The same cannot be said of Lucy Elkins, still basking in the glow of getting her groove back. Since her pep talk from Lin Lin, the nurse is following a different playbook, quite literally taking Henry Robertson in her hand to get a date to the Knick's charity ball. "How many other girls do I have to watch smiling, receiving their invitations?" she coos, as she rhythmically demonstrates on the shocked shipping heir a skill it's doubtful she learned in her anatomy texts. Not to be outdone in the sex-as-power department, Junia simultaneously emasculates and arouses (emascarouses?) Herman as he shows her around their new, low floor, non-park-facing apartment. "I understand Hermie, you're doing the best you can, I suppose," she sniffs, as she lifts her skirt. "Just imagine if we were higher up, what it would be like to look out the window when we fuck?"  The woman is a master: There are rules.

Let it be noted that Genevieve continues to kick ass, succeeding in this restricted world by her own terms. Possessing a great job, a keen intelligence and hands down the series' healthiest relationship, she's also genuinely having a good time – a rarity on this show. But she is the president of a very lonely sorority, more or less consisting of Cornelia during her Veronica-Mars moments and Opal Edwards, who hasn't been seen in weeks.

But of all the varying ways women on The Knick deal with their daily oppression, only one is truly blazing her own path. Eleanor Gallinger, she of hardy new teeth and hardly sound mind, invites her torturer Dr. Cotton to dinner, and then poisons him. To be fair, it's not clear she actually put something lethal in his meal, and the real life Dr. Cotton didn't die until 1933, but John Hodgman's flop sweat departure points in that direction. "I'm very glad you came so I could show you my appreciation for what you did for me," she chimes sweetly as he rushes out.

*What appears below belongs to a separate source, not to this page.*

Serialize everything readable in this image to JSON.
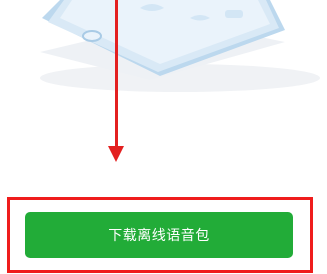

No one's saying this is a good choice. But sometimes, you've got to throw out the rules all together.

Previously: Bad Brains and Blow-Ups